Doctor holding a newborn baby which is sick rubella or measles
Doctor holding a newborn baby which is sick rubella or measles

Measles flying in from New Zealand

QUEENSLAND has recorded four more measles cases this week, including three people flying in from New Zealand, which is experiencing its largest outbreak of the highly contagious virus in two decades.

The new cases, in Cairns, Brisbane and the Gold and Sunshine coasts, take this year's Queensland measles tally to 30 - more than double the 14 recorded in 2018.

Health experts have suggested the Federal Government should consider broadcasting warnings about measles on planes coming from New Zealand into Australia, given the epidemic across the Tasman.

Two pregnant women have lost their babies as a result of measles complications during the outbreak sweeping New Zealand, which has had more than 1600 cases this year.

 

A child with measles. Picture: NSW Health
A child with measles. Picture: NSW Health

Queensland's Chief Health Officer Jeannette Young said the world was experiencing "significant outbreaks" of measles, putting travellers at very high risk.

"New Zealand, at the moment, has a big measles outbreak," she said. "They're recommending very, very strongly that any travellers, before travelling to New Zealand, get two doses of the measles vaccine if they haven't previously been immunised or had the disease."

Immunisation expert Paul Van Buynder said people born between 1972 and 1992 may have only received one dose of the measles vaccine. "They're at risk," he said. "They need to have a second dose. Anybody that isn't sure whether they've had two doses should see their general practitioner to make sure they're protected."

Metro North public health physician Mekala Srirajalingam described measles as one of the most infectious of all communicable diseases, spread by droplets generated through coughing and sneezing.

 

Public health experts are advising people to ensure they have had two doses of measles vaccine, particularly before travelling.
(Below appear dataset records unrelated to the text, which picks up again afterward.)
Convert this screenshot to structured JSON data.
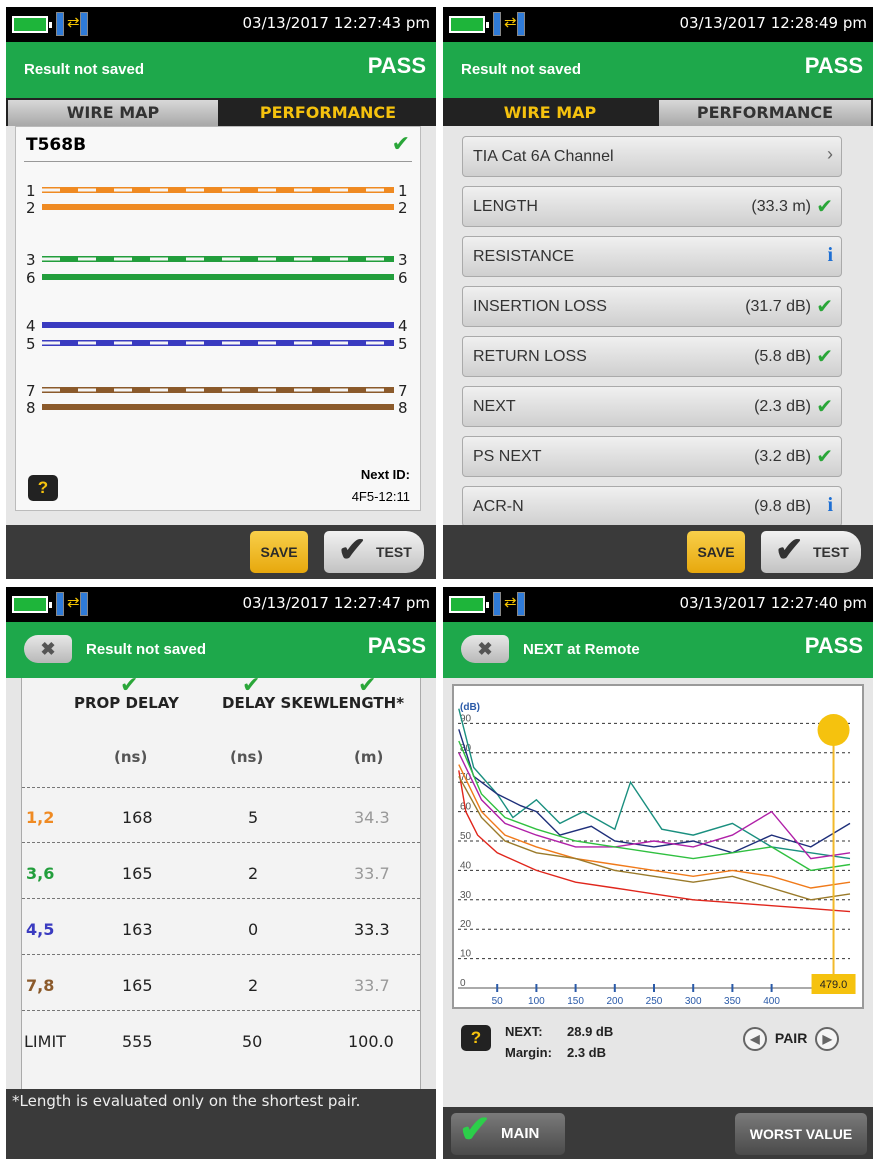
{
  "status_icons": [
    "battery-icon",
    "remote-unit-icon",
    "link-arrows-icon",
    "main-unit-icon"
  ],
  "colors": {
    "header_green": "#1ea84b",
    "orange": "#ef8a22",
    "green_pair": "#229e3c",
    "blue": "#3a3bc0",
    "brown": "#8b5a2b",
    "save_yellow": "#f2b92a",
    "limit_red": "#e0261c"
  },
  "panel1": {
    "timestamp": "03/13/2017 12:27:43 pm",
    "header_label": "Result not saved",
    "verdict": "PASS",
    "tabs": {
      "wire_map": "WIRE MAP",
      "performance": "PERFORMANCE"
    },
    "standard": "T568B",
    "pins": {
      "p1": "1",
      "p2": "2",
      "p3": "3",
      "p6": "6",
      "p4": "4",
      "p5": "5",
      "p7": "7",
      "p8": "8"
    },
    "help": "?",
    "next_id_label": "Next ID:",
    "next_id": "4F5-12:11",
    "save": "SAVE",
    "test": "TEST"
  },
  "panel2": {
    "timestamp": "03/13/2017 12:28:49 pm",
    "header_label": "Result not saved",
    "verdict": "PASS",
    "tabs": {
      "wire_map": "WIRE MAP",
      "performance": "PERFORMANCE"
    },
    "rows": [
      {
        "name": "TIA Cat 6A Channel",
        "value": "",
        "icon": "chevron-right-icon"
      },
      {
        "name": "LENGTH",
        "value": "(33.3 m)",
        "icon": "check-icon"
      },
      {
        "name": "RESISTANCE",
        "value": "",
        "icon": "info-icon"
      },
      {
        "name": "INSERTION LOSS",
        "value": "(31.7 dB)",
        "icon": "check-icon"
      },
      {
        "name": "RETURN LOSS",
        "value": "(5.8 dB)",
        "icon": "check-icon"
      },
      {
        "name": "NEXT",
        "value": "(2.3 dB)",
        "icon": "check-icon"
      },
      {
        "name": "PS NEXT",
        "value": "(3.2 dB)",
        "icon": "check-icon"
      },
      {
        "name": "ACR-N",
        "value": "(9.8 dB)",
        "icon": "info-icon"
      }
    ],
    "save": "SAVE",
    "test": "TEST"
  },
  "panel3": {
    "timestamp": "03/13/2017 12:27:47 pm",
    "header_label": "Result not saved",
    "verdict": "PASS",
    "columns": [
      "PROP DELAY",
      "DELAY SKEW",
      "LENGTH*"
    ],
    "units": [
      "(ns)",
      "(ns)",
      "(m)"
    ],
    "rows": [
      {
        "pair": "1,2",
        "prop_delay": "168",
        "delay_skew": "5",
        "length": "34.3"
      },
      {
        "pair": "3,6",
        "prop_delay": "165",
        "delay_skew": "2",
        "length": "33.7"
      },
      {
        "pair": "4,5",
        "prop_delay": "163",
        "delay_skew": "0",
        "length": "33.3"
      },
      {
        "pair": "7,8",
        "prop_delay": "165",
        "delay_skew": "2",
        "length": "33.7"
      }
    ],
    "limit": {
      "pair": "LIMIT",
      "prop_delay": "555",
      "delay_skew": "50",
      "length": "100.0"
    },
    "footnote": "*Length is evaluated only on the shortest pair."
  },
  "panel4": {
    "timestamp": "03/13/2017 12:27:40 pm",
    "header_label": "NEXT at Remote",
    "verdict": "PASS",
    "cursor_value": "479.0",
    "next_label": "NEXT:",
    "next_value": "28.9 dB",
    "margin_label": "Margin:",
    "margin_value": "2.3 dB",
    "pair_label": "PAIR",
    "help": "?",
    "main": "MAIN",
    "worst_value": "WORST VALUE"
  },
  "chart_data": {
    "type": "line",
    "title": "",
    "xlabel": "",
    "ylabel": "(dB)",
    "xlim": [
      0,
      500
    ],
    "ylim": [
      0,
      100
    ],
    "x_ticks": [
      50,
      100,
      150,
      200,
      250,
      300,
      350,
      400
    ],
    "y_ticks": [
      0,
      10,
      20,
      30,
      40,
      50,
      60,
      70,
      80,
      90
    ],
    "grid": true,
    "cursor_x": 479.0,
    "series": [
      {
        "color": "#e0261c",
        "x": [
          1,
          10,
          25,
          50,
          100,
          150,
          200,
          250,
          300,
          350,
          400,
          450,
          500
        ],
        "y": [
          74,
          60,
          52,
          46,
          40,
          36,
          34,
          32,
          30,
          29,
          28,
          27,
          26
        ]
      },
      {
        "color": "#1a8f7f",
        "x": [
          1,
          20,
          50,
          70,
          100,
          130,
          160,
          200,
          220,
          260,
          300,
          350,
          400,
          450,
          500
        ],
        "y": [
          95,
          75,
          66,
          58,
          64,
          56,
          60,
          54,
          70,
          54,
          52,
          56,
          48,
          46,
          44
        ]
      },
      {
        "color": "#1e2f7a",
        "x": [
          1,
          20,
          50,
          80,
          100,
          130,
          170,
          200,
          250,
          300,
          350,
          400,
          450,
          500
        ],
        "y": [
          88,
          72,
          66,
          62,
          60,
          52,
          55,
          50,
          48,
          50,
          46,
          52,
          48,
          56
        ]
      },
      {
        "color": "#b020a8",
        "x": [
          1,
          30,
          60,
          100,
          150,
          200,
          250,
          300,
          350,
          400,
          450,
          500
        ],
        "y": [
          80,
          64,
          56,
          52,
          48,
          48,
          50,
          48,
          52,
          60,
          44,
          46
        ]
      },
      {
        "color": "#f07a1a",
        "x": [
          1,
          30,
          60,
          100,
          150,
          200,
          250,
          300,
          350,
          400,
          450,
          500
        ],
        "y": [
          76,
          60,
          52,
          48,
          44,
          42,
          40,
          38,
          40,
          38,
          34,
          36
        ]
      },
      {
        "color": "#9a7a2a",
        "x": [
          1,
          30,
          60,
          100,
          150,
          200,
          250,
          300,
          350,
          400,
          450,
          500
        ],
        "y": [
          72,
          58,
          50,
          46,
          44,
          40,
          38,
          36,
          38,
          34,
          30,
          32
        ]
      },
      {
        "color": "#30c040",
        "x": [
          1,
          30,
          60,
          100,
          150,
          200,
          250,
          300,
          350,
          400,
          450,
          500
        ],
        "y": [
          84,
          66,
          58,
          54,
          50,
          48,
          46,
          44,
          46,
          48,
          40,
          42
        ]
      }
    ]
  }
}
Picture: Fiona Goodall Getty Images
Public health experts are advising people to ensure they have had two doses of measles vaccine, particularly before travelling. Picture: Fiona Goodall Getty Images
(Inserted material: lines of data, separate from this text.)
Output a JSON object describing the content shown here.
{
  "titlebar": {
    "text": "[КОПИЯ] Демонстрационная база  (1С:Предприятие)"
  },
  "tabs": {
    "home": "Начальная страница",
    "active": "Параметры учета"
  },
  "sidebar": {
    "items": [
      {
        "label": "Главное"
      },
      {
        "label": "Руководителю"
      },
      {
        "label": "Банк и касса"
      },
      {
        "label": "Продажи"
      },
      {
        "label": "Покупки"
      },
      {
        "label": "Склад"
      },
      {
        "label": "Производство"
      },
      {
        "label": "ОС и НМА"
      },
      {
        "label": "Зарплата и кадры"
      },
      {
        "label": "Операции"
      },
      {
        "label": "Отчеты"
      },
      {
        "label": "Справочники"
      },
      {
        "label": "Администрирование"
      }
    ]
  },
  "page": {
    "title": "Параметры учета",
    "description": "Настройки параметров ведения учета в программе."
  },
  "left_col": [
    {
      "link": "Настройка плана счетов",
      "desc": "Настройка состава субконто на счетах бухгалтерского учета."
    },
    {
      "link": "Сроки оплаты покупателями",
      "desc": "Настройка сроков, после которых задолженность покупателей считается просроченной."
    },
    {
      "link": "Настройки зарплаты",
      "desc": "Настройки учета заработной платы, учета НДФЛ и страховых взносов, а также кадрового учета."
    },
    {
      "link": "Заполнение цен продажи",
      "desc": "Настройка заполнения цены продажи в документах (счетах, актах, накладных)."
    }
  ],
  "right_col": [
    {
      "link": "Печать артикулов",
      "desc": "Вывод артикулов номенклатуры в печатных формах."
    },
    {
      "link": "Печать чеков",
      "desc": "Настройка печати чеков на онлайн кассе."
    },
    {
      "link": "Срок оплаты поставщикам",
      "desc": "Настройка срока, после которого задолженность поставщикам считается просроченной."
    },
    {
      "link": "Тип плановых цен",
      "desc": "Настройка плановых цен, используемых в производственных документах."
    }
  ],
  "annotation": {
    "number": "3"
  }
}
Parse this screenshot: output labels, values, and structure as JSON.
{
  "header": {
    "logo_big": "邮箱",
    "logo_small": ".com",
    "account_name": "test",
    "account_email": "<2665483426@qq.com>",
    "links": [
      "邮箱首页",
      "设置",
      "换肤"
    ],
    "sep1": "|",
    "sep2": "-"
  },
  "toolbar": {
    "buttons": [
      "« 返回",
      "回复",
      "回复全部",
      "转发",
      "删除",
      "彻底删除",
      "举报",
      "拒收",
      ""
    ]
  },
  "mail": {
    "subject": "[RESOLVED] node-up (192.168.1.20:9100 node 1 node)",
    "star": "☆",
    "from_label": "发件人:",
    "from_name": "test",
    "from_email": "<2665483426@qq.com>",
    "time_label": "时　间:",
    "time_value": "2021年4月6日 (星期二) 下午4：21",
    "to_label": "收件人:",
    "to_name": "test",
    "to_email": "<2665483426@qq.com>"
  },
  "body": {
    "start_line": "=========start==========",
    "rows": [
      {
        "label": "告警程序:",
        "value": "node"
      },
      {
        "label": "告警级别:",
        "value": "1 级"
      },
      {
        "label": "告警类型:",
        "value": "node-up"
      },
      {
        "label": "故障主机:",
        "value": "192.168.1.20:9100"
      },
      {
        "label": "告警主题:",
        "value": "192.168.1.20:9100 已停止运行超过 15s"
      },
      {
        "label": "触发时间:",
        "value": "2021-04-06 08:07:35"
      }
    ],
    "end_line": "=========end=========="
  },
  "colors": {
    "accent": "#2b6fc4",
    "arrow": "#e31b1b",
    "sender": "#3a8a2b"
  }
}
"Early symptoms include fever, runny nose, lethargy and sore, red eyes. This is followed a few days later by a blotchy red rash, which often starts on the face."
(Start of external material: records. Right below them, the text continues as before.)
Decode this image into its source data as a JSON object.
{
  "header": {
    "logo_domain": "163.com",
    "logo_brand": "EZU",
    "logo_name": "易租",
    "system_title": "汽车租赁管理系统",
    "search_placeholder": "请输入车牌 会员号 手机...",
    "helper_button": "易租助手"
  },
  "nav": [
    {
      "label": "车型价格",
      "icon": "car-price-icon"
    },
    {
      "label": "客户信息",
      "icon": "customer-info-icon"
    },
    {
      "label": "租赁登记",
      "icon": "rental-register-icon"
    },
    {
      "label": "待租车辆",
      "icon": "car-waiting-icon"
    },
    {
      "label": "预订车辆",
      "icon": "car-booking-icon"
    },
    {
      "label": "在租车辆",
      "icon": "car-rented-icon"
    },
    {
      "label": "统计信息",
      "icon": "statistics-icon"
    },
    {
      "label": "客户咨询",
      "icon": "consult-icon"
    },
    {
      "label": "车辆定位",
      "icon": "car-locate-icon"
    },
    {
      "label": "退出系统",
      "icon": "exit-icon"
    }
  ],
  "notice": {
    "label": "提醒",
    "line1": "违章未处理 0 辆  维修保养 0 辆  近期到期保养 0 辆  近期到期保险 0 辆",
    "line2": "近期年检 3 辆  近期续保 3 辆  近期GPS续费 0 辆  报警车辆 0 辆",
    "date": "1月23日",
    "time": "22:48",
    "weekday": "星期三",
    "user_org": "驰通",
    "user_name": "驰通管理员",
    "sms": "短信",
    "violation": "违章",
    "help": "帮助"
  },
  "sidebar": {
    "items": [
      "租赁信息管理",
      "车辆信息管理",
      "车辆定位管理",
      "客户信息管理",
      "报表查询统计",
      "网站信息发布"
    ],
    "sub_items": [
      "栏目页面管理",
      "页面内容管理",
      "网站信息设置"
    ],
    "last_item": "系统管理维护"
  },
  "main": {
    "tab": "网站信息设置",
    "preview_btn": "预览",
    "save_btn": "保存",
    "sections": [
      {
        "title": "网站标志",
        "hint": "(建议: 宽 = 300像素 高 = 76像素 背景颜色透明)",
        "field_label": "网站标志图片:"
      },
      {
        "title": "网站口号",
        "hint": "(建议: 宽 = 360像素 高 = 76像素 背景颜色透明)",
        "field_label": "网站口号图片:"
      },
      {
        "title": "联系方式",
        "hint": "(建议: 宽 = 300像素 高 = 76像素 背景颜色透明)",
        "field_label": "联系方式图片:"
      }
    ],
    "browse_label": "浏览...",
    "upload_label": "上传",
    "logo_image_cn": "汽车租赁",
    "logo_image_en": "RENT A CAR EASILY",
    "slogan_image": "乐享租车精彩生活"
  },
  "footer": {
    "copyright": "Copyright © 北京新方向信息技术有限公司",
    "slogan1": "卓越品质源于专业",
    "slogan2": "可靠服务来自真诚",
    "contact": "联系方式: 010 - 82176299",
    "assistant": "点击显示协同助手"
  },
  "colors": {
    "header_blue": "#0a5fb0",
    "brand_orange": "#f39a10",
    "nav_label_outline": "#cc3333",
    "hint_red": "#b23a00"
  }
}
"Symptoms typically start between 10 and 18 days after infection so anyone who develops symptoms within the next couple of weeks should contact their family doctor for advice."

Dr Srirajalingam said it was very important to call the medical practice first to advise they could have measles to allow staff to take precautions to avoid spreading the disease to others.

Measles can cause serious complications, including pneumonia and encephalitis, inflammation of the brain.

For information, phone 13 HEALTH.